Look for the string "this" in the listing below and copy every line in which it appears.

§ **Data excerpts**:

= = =

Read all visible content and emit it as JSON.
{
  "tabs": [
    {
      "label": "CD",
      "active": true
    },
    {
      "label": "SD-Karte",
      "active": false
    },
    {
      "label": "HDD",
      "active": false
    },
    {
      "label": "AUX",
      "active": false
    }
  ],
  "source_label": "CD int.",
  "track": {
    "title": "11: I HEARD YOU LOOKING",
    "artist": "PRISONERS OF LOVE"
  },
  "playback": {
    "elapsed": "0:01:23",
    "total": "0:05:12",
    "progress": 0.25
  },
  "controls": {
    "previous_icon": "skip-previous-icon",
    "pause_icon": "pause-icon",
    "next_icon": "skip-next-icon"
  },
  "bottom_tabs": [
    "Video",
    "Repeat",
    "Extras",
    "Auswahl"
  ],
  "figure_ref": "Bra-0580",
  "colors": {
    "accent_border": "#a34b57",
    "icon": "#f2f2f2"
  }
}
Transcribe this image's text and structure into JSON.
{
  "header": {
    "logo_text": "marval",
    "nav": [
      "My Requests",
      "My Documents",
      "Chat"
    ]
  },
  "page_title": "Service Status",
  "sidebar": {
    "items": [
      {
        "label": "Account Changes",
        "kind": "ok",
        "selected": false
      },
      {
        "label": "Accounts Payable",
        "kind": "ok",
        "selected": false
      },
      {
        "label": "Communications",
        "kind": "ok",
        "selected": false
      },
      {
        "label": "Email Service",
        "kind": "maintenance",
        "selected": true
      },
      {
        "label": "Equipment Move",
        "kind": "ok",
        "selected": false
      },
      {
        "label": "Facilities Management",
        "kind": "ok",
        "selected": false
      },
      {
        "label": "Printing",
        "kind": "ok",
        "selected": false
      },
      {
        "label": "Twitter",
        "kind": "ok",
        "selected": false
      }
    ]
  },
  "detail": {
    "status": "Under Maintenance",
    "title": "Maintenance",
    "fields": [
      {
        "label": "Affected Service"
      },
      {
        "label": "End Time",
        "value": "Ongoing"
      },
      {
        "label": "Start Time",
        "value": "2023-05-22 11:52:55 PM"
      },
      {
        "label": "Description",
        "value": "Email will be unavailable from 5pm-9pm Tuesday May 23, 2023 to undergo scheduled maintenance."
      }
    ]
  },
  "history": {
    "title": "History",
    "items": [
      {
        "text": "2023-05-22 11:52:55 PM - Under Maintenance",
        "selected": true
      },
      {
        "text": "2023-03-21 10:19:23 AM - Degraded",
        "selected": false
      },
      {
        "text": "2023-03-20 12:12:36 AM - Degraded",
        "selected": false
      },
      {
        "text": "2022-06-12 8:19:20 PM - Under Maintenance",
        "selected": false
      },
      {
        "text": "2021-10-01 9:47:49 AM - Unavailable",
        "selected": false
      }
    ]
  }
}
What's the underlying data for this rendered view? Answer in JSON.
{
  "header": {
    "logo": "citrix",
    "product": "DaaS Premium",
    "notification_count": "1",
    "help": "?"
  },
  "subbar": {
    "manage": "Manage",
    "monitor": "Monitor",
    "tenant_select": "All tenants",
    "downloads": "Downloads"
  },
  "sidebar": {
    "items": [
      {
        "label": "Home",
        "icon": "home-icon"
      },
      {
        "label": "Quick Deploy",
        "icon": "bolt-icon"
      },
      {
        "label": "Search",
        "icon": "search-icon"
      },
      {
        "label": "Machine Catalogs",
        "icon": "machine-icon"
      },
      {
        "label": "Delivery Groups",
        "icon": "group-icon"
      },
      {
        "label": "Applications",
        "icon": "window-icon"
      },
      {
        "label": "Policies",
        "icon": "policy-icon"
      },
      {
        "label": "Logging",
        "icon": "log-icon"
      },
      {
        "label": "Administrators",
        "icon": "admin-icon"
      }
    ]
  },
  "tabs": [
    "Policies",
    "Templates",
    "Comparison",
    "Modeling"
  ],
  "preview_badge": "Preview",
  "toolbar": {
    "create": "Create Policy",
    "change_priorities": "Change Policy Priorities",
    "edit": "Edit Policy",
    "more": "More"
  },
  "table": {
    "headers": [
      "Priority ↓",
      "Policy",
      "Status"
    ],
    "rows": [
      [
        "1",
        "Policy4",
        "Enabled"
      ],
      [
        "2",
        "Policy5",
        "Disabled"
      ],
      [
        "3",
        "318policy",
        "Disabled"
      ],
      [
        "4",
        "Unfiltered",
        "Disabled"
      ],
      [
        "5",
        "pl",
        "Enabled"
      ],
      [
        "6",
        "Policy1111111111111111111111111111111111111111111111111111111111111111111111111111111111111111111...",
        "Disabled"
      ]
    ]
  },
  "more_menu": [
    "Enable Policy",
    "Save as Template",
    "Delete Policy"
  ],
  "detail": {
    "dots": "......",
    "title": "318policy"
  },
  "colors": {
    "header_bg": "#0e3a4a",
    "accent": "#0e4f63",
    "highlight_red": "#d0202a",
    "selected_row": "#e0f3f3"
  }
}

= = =

§ **Expected answer**:
Transcribe this image's text and structure into JSON.
What's the underlying data for this rendered view? Answer in JSON.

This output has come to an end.